As anyone with a Twitter or Facebook account will know, the internet isn’t always the most friendly or reasonable place.
But this hasn’t deterred Warwickshire Police from joining the online community with its own Facebook and Twitter account. As you might expect, there are some who have relished the opportunity to comment on the police’s work – some with more reasonable arguments and attitudes than others.
Corporate communications officer Sarah Fox explained the police’s decision to take to Facebook and converse with the people they serve. She said: “If we don’t engage with people on the networks they use, we are missing opportunities to get our message across about policing and having our voice in that conversation. By being open, honest and transparent, we can foster relationships with communities. Social media allows us to respond in real-time to people to let them know what’s happening in their area, dispel rumours and provide useful safety advice.
“The public will continue to converse on social media, with or without us, and we would much prefer to be an active participant!”
The nature of Warwickshire Police’s work often mean that occasionally users use inflammatory or insulting remarks about the organisation.
Sarah added: “Like any online public forum, there can be challenges but, in the most part, people do follow our house rules. Often, if someone is being unreasonable or rude, our other Facebook fans are quick to challenge this themselves, but we step in when we have to.”

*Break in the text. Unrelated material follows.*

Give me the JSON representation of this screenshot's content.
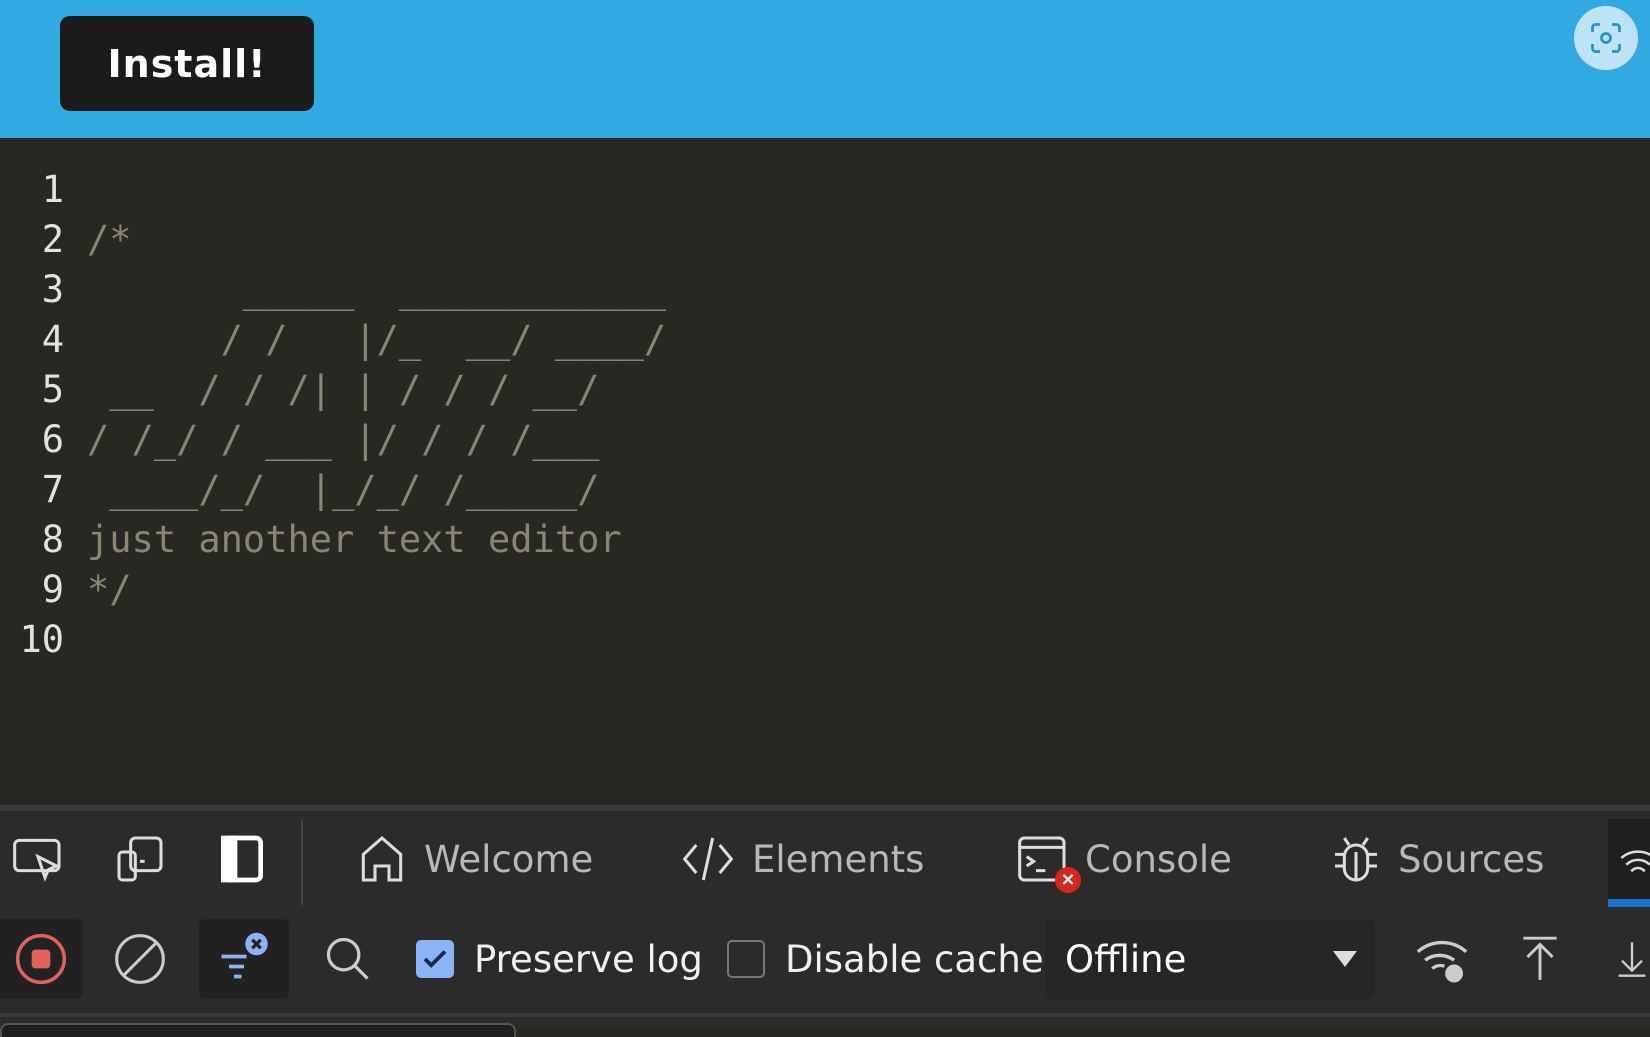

So, how hard is it to cope when people do start being rude or confrontational? Sarah said: “Everyone is entitled to their opinions, and provided they don’t breach our house rules, we have no problem with people engaging with us about issues they may have with policing or the law in general Often these are based on misconceptions, which are happy to correct, but sometimes we simply have to agree to disagree. We aim to be open and honest in our engagements and that includes listening and responding to feedback from the public - whether that’s positive or negative.”
So far the approached is considered a success by police. The online media pages have allowed the police to share vital information with tens-of-thousands of people who otherwise wouldn’t be connected with the police.
Sarah said: “Facebook and Twitter work really well for us when we have appeals for witnesses or when we are looking for missing persons. For example when a 16-year-old boy went missing from Ryton-upon-Dunsmore back in April this status update reached nearly 70,000 people and the information was shared 775 times. Currently an appeal to locate a missing 16-year-old boy from Bedworth has been viewed by 22,000 people.”
Search for Warwickshire Police on Facebook to join in.